    The Government has shaken up and stirred up lots of sh*t over time but one thing it hasn't been able to do is shut down the honour that the units gained and hold.. The protests and lobbying by thousdands of retired and serving soldiers of all ranks and their ' voting ' power come election time has , so far, kept the yabbos in government cowed and unable to further screw matters up...

    How long that can last is anybody's guess but the regiments will fight to the death..too bad it has to be against their own' masters' ...don't envy the Home Units in the UK their task of keeping the idiots at bay...
  5. What should be remembered is that geography has a much greater effect in Canada than it does in Britain. For instance, my Regiment has two squadrons seperated by more than 800km. It is one of the few instances of this in Canada and causes a great dificulty: you trying being the CO of a unit with one Sqn in London and the other in Edinburgh. Try training.

    This is what makes Canada's choice to keep infantry units under one cap badge sensible: they usually exist in VERY distant locations (the only exceptions to this might be in Toronto and Montreal), where it would be otherwise impossible to maintain regimental cohesion. The same does not apply to the UK, where almost everything is within a two-hour drive/train.

    I should add that most reserve regiments in Canada have anywhere from 300 to 400 under their cap badge at any given time (we must recall that there are many extra-regimental jobs, and that these are volunteers who show up when they want to!). This coincides with the strength of the average 1 batallion regiment. The other point to note is that under Land Forces Reserve Restructure (LFRR), many of these 'regiments' will add another sub-unit. (reserve forces will go from 16,500 to 18,000)

    In sum, I think our reserve 'regiments' make sense for us and add up to a viable cultural organisation worthy of sustaining a single cap badge. Whether that works in the UK is another matter.


    Canadian Serving in the UK
  6. That would be the old 1 / 51 Highland (Black Watch) - Coys based in Perth, Dundee, Kirkaldy and London.
  7. I dread to think of the travelling involved with the old 2/51 Highland..... everywhere from the Utter Hebrides to the right-hand coast. Far from a "two hour drive". Right up there with 4 Para, especially once you added the Lovat Scouts mob in the Orkneys.

    Or 52nd Lowland Regiment - Dumfries, Motherwell, Glasgow, Bathgate, Edinburgh, Galashiels. With a mix of three regimental identities (four if you count the Motherwell mob who still secretly think they're Cameronian :) )
  8. Bad CO

    Bad CO LE Admin Reviews Editor Gallery Guru

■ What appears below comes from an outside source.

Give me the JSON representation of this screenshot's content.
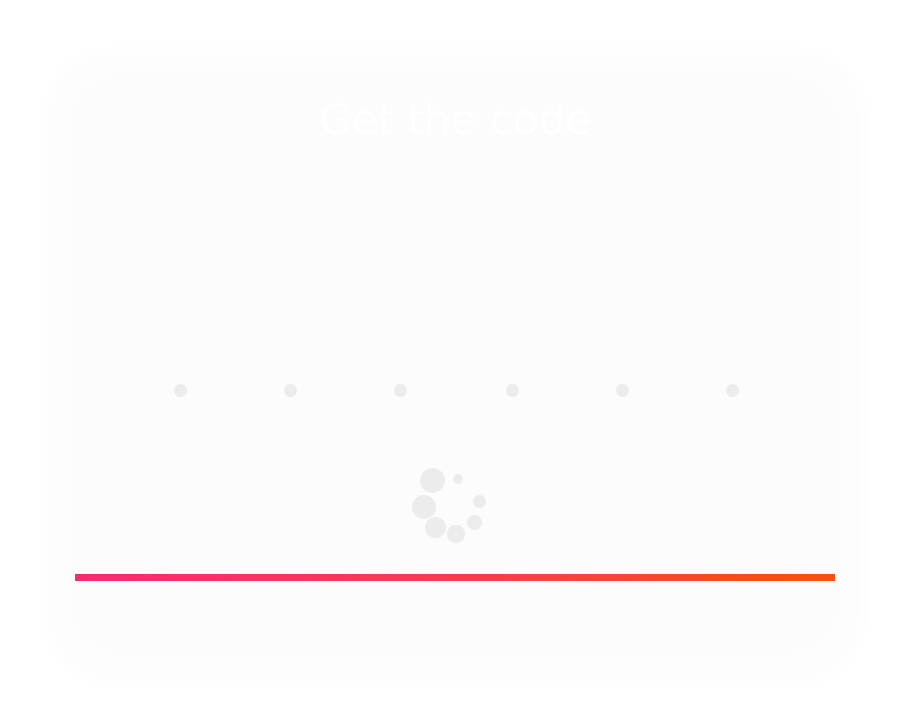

    For an interesting and very readable analysis of why the Canadian Armed Forces are in their current poor condition can I suggest Who Killed the Canadian Military?
  9. Yes it is a shambles, but it is not "cap badge loyalty" that is responsible, it is Government policy.

    Cpa badge loyalty is the very thing that kept Canadian militia units alive pre WW1 and during the inter war period. It is the very "cap badge loyalty" and Regimental spirit that kept those units alive. The Canadian militia was in worse shape then, but not by much.

    If Canadian militia infantry units go to one badge it will be the accomplishment of the mess that started with Unification in the first place.

    It's all a very bad idea.
  10. That's now the 51st Highland Regiment - battalion training weekends were a delight to behold - punters turning up at 10 am on Saturday and having to leave at 3am on Sunday morning to get back in time for the last flight / ferry...ah memories...